Tranvia de San Francisco
Occre wood and metal riding model, Scale 1:24

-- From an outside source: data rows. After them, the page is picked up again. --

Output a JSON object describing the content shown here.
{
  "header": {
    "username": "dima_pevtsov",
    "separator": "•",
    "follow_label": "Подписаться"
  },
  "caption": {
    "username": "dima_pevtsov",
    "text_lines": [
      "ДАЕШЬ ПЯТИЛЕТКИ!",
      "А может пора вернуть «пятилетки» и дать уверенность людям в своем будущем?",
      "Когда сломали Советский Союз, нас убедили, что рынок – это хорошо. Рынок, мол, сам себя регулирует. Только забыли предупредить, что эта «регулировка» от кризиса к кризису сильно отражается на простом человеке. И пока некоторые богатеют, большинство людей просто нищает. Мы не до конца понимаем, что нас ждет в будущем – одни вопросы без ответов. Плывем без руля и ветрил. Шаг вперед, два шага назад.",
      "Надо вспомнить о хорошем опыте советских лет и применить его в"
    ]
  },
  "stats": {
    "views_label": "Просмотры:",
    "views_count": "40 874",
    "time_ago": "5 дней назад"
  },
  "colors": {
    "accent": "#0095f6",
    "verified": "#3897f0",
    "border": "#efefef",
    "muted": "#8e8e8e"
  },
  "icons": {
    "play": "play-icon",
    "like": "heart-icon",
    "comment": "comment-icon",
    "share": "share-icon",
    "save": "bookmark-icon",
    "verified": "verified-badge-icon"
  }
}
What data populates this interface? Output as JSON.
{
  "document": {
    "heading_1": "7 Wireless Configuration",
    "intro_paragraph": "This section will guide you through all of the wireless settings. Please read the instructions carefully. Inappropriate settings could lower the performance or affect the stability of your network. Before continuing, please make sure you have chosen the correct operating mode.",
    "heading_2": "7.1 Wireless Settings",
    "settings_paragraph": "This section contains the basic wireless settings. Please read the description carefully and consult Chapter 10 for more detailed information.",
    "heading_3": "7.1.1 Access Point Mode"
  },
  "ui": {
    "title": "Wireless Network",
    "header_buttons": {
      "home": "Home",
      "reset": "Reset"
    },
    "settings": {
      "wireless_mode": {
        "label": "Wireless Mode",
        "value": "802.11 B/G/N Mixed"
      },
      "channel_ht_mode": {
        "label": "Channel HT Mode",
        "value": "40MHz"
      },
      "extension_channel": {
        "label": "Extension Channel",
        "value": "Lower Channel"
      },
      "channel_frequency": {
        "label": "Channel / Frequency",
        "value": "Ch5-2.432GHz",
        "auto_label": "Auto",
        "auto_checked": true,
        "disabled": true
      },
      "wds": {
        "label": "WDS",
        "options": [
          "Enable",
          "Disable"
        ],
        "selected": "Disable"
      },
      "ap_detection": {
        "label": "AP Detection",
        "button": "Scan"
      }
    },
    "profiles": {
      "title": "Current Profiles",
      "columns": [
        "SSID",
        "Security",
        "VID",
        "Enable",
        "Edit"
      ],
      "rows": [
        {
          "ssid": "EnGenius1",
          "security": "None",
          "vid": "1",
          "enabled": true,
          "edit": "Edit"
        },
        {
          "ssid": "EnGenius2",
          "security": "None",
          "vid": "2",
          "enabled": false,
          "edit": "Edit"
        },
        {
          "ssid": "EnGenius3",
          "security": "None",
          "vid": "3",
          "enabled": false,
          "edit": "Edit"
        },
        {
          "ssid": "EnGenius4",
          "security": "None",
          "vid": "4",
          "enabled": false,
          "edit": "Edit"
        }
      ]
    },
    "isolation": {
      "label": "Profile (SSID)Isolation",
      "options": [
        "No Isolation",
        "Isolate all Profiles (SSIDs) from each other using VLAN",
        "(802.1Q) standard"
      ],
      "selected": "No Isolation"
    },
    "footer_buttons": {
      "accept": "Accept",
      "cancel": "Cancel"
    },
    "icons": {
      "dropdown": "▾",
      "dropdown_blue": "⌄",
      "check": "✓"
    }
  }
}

San Francisco’s cable cars are an authentic icon of the city. The first cable cars of this kind were brought into operation in London and, many years later, on 2nd August 1873, Andrew S. Hallidie introduced the first San Francisco cable car, on the Clay Street line. 136 years later these attractive vehicles are still running on the streets of San Francisco and form an essential part of the city’s daily life. The system is based on a cable that is pulled at a constant velocity, along the whole route, by a stationery engine. The cable car starts to move when a device, called a grip, is engaged under pressure to the cable. By loosening this grip, and at the same time applying the breaks, the car is brought to a halt. These days there are only two fleets still in service. One of these is Powell-Hyde and Powell-Mason, while the other is California Street. This model is a reproduction of car No. 60, of the California Street fleet, built by MUNI (San Francisco Municipal Railway) in 1998 this car was brought into service in 2002. This car is based on the original model, built by John Hammond & Company for the California Street Cable Railroad Company, back in 1906. After the earthquake and the fire, of April 1906, it was rebuilt, at the relocated Hammond workshops and renumbered No. 16, later on, in 1957; it was renumbered again as No. 60, by MUNI. The cable car was finally renovated again in 1968-69, at the MUNI Elkton workshops, using the original seats and roof.